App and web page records
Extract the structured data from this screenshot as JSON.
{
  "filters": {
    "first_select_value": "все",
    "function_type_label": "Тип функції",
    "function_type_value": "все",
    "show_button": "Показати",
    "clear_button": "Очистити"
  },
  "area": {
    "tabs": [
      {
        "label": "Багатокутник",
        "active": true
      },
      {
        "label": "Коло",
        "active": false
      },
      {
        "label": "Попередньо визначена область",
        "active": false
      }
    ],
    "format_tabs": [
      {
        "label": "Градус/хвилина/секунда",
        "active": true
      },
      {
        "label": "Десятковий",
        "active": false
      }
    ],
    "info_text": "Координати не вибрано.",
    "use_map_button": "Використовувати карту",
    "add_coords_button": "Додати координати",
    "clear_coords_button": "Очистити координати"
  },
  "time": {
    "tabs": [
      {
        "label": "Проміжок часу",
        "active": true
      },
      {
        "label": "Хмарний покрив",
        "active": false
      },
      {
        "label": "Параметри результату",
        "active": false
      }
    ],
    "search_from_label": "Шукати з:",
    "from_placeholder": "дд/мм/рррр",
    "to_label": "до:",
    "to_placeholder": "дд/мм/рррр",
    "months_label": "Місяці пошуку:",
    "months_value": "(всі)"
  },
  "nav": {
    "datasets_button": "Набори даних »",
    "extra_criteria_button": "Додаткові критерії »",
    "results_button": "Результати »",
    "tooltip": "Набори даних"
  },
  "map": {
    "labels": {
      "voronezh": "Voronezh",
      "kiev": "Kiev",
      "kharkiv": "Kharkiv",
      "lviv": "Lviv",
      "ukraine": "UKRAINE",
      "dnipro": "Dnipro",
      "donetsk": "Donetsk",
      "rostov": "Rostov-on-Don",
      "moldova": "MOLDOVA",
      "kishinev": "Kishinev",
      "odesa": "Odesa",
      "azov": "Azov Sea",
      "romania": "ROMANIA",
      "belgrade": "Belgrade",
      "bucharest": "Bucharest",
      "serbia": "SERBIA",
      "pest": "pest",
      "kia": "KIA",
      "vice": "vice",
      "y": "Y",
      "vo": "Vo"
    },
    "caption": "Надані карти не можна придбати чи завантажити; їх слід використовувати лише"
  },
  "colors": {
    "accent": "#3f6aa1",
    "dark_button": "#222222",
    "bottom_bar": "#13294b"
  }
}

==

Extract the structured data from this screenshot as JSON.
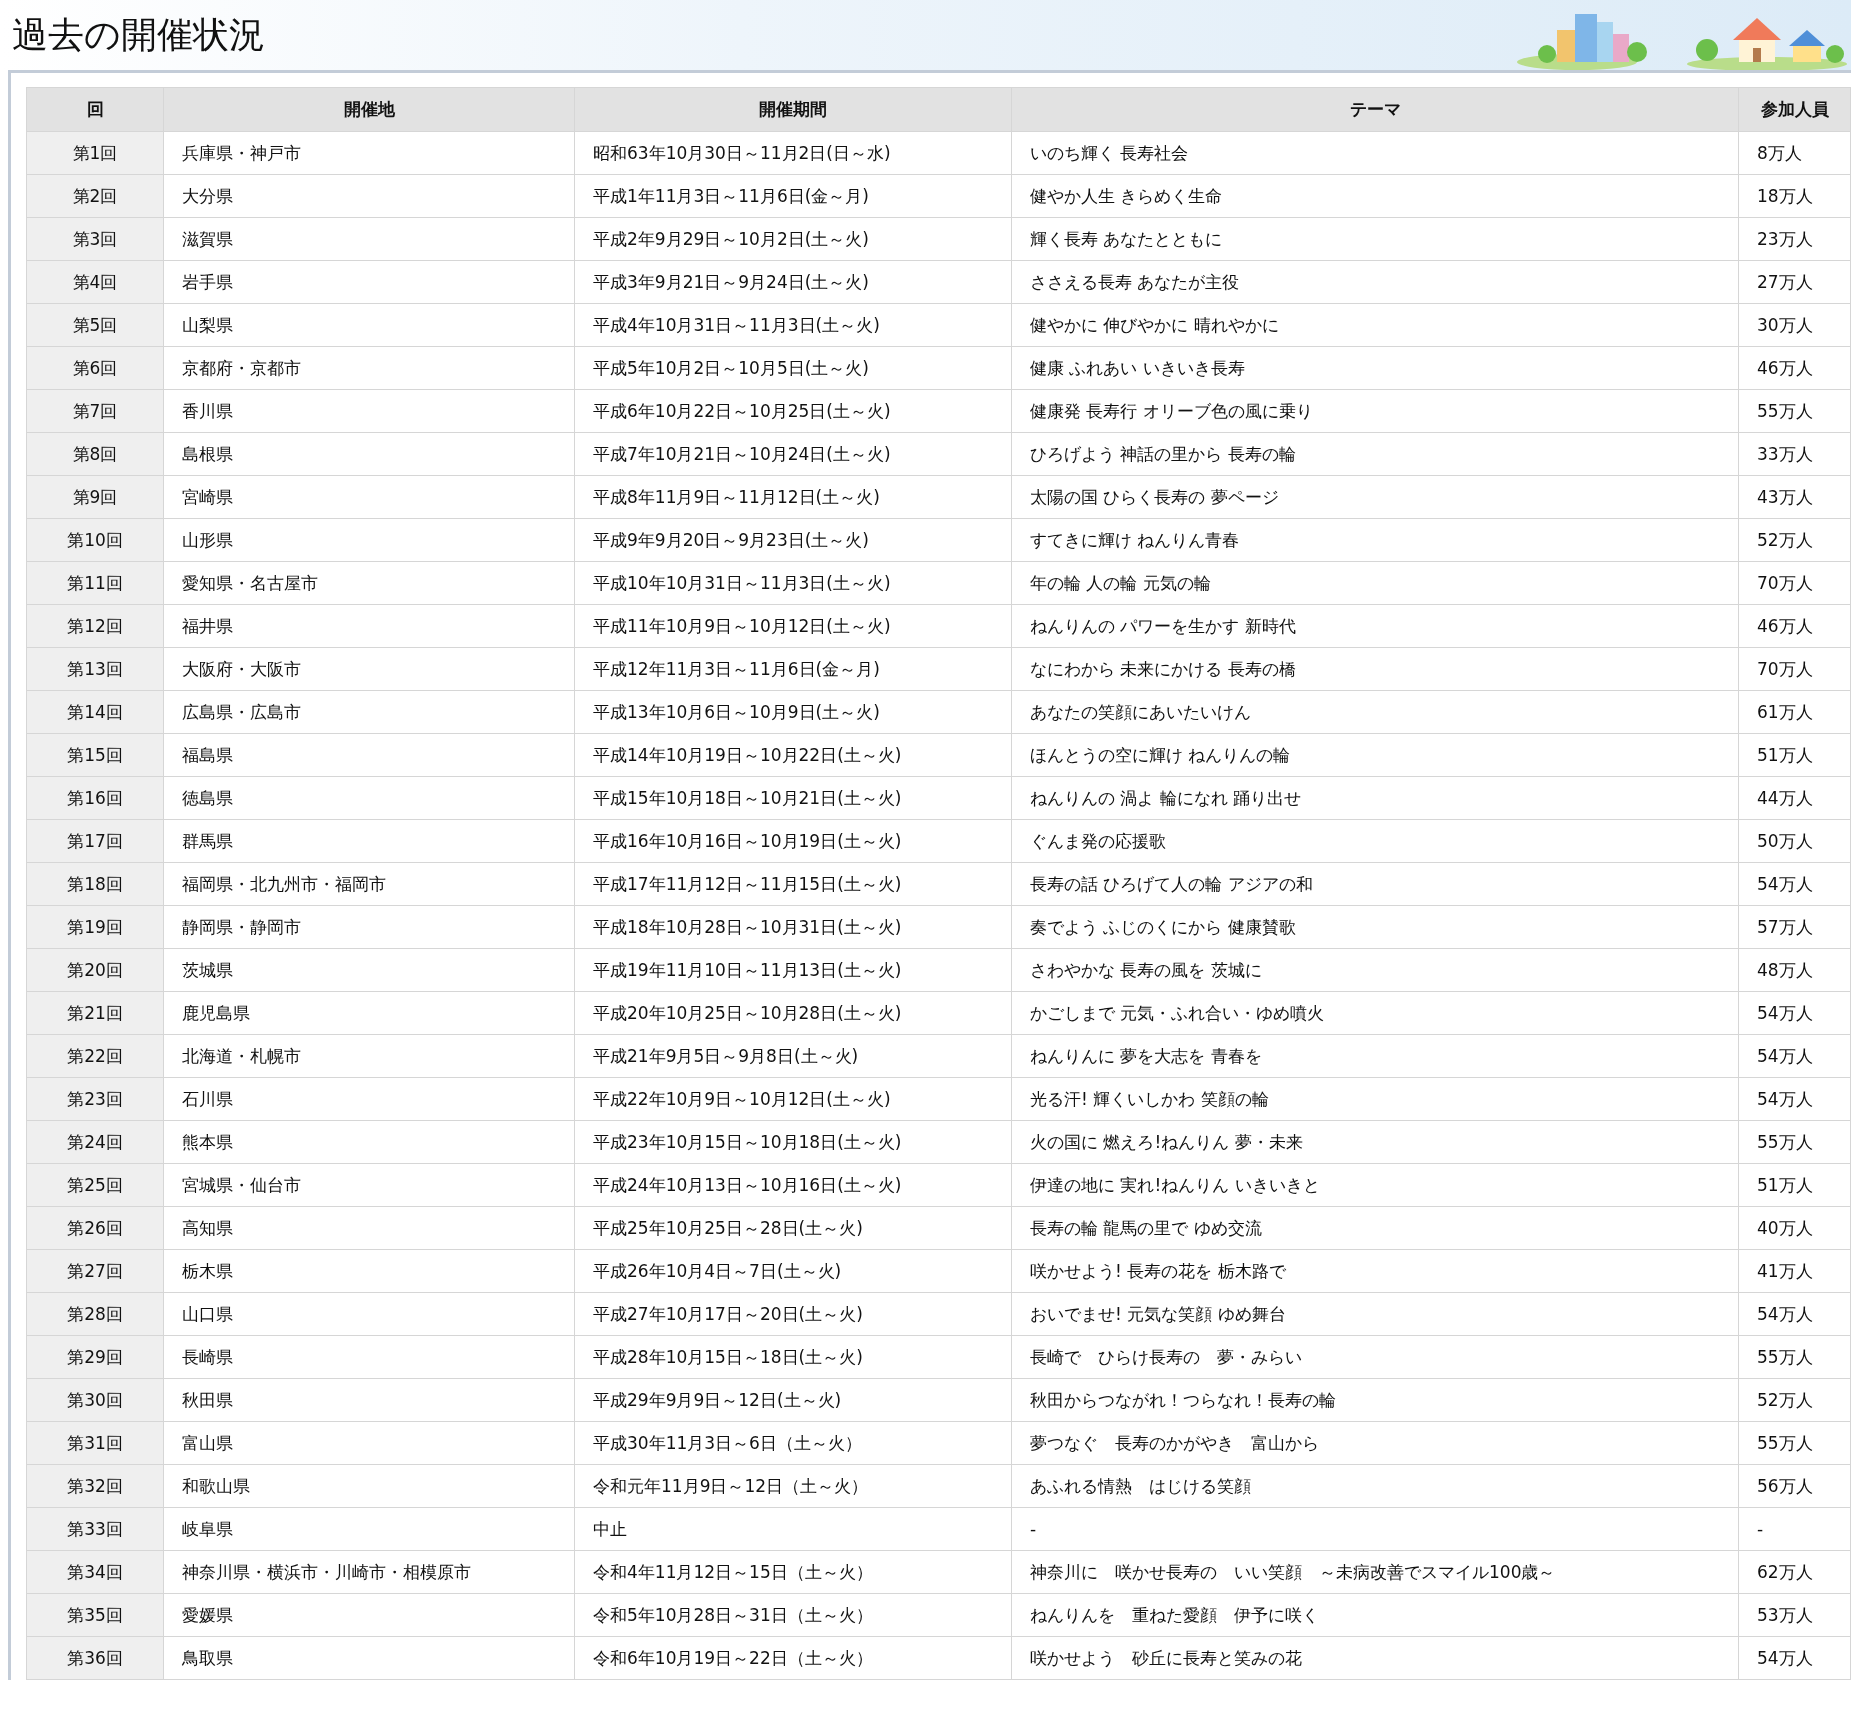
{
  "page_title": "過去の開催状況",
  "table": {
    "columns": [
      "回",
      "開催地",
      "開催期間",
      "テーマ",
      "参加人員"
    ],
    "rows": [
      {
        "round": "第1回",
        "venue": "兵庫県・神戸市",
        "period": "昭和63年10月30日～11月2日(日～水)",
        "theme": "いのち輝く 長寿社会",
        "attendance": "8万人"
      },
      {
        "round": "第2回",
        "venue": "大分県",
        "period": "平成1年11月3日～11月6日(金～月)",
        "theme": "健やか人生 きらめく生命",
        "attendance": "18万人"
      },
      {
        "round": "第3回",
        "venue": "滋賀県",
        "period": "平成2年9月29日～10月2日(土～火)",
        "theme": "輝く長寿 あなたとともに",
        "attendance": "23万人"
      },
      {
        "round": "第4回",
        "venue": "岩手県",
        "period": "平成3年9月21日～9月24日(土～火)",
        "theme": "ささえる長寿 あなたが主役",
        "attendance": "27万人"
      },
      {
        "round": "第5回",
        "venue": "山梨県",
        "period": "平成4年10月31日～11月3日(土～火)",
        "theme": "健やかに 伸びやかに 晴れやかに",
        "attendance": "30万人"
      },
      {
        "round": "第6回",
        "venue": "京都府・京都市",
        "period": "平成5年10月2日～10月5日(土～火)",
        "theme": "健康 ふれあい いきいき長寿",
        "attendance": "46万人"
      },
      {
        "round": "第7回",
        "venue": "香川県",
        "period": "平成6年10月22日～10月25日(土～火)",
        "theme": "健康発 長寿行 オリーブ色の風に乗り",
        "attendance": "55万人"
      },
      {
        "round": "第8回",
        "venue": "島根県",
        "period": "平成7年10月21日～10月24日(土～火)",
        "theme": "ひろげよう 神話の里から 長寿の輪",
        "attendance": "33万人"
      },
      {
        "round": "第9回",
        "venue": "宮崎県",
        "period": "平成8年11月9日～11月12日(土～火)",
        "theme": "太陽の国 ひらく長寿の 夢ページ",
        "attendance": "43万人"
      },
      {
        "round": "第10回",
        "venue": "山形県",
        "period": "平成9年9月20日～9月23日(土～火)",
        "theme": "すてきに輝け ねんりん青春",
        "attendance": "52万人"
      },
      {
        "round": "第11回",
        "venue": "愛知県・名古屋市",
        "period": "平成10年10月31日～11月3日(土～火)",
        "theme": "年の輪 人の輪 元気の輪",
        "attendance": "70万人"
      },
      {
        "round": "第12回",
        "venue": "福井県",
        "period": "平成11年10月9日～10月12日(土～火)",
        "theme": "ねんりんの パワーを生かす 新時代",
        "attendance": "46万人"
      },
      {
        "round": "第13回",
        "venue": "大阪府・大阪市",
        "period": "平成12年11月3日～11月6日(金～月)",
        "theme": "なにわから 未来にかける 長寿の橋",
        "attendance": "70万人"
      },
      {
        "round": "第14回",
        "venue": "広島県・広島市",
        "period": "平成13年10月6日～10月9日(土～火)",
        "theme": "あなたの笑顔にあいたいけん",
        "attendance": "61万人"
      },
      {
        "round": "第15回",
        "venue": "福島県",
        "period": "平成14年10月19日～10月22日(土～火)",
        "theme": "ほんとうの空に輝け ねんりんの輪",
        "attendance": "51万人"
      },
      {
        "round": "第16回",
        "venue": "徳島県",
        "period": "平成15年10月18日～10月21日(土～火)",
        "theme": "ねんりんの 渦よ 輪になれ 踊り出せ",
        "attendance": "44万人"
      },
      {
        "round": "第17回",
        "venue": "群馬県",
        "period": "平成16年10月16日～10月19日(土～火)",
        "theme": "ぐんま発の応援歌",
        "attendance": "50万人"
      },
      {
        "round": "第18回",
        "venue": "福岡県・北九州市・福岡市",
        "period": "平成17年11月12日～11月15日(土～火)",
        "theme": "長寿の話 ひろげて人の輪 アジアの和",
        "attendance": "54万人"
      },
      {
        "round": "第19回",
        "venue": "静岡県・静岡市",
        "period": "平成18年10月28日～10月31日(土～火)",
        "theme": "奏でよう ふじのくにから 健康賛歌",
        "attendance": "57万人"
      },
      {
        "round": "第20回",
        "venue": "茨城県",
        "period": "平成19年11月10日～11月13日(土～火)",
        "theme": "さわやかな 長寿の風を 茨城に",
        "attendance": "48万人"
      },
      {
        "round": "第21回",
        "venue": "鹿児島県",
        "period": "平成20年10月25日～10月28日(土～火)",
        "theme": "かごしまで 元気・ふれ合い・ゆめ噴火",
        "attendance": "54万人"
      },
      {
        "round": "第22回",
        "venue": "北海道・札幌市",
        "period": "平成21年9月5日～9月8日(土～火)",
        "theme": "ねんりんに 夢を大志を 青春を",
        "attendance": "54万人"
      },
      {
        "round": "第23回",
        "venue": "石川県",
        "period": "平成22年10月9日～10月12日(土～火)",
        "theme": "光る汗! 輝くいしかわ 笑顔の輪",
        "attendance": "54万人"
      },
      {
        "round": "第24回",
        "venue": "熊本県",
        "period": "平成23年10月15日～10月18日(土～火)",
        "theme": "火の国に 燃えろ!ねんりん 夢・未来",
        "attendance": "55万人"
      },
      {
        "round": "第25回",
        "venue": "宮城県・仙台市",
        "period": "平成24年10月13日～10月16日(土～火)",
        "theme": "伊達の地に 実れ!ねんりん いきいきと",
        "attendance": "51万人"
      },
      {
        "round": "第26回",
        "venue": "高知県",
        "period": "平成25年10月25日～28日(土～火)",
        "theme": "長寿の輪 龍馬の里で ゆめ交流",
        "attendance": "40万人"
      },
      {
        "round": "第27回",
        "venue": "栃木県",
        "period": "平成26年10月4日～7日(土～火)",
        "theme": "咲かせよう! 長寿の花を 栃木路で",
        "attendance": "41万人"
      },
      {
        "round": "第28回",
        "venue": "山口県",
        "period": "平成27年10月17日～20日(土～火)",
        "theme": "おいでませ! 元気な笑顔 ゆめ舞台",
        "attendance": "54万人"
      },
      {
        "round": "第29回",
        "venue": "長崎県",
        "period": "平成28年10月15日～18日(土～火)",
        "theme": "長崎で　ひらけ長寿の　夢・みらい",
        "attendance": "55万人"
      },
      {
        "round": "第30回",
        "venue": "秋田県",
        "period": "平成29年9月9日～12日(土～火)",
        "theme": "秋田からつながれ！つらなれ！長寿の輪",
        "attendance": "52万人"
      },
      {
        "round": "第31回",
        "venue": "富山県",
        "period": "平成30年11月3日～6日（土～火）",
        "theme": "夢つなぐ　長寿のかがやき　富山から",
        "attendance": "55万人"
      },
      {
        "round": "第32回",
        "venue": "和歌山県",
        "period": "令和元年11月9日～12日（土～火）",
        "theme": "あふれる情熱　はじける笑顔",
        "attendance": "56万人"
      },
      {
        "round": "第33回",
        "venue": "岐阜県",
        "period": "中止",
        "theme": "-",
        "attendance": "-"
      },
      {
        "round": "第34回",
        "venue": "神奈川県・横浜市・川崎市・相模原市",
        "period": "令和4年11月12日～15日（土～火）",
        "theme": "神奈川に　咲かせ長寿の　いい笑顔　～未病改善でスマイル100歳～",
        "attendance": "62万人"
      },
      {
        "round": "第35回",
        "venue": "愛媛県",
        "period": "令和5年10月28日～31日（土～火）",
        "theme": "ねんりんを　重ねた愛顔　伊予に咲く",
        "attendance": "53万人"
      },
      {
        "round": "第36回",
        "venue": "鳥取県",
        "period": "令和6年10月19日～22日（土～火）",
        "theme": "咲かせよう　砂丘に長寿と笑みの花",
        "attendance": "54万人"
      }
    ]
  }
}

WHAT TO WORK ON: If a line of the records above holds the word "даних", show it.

SOLUTION FOR THIS EXERCISE:
    "datasets_button": "Набори даних »",
    "tooltip": "Набори даних"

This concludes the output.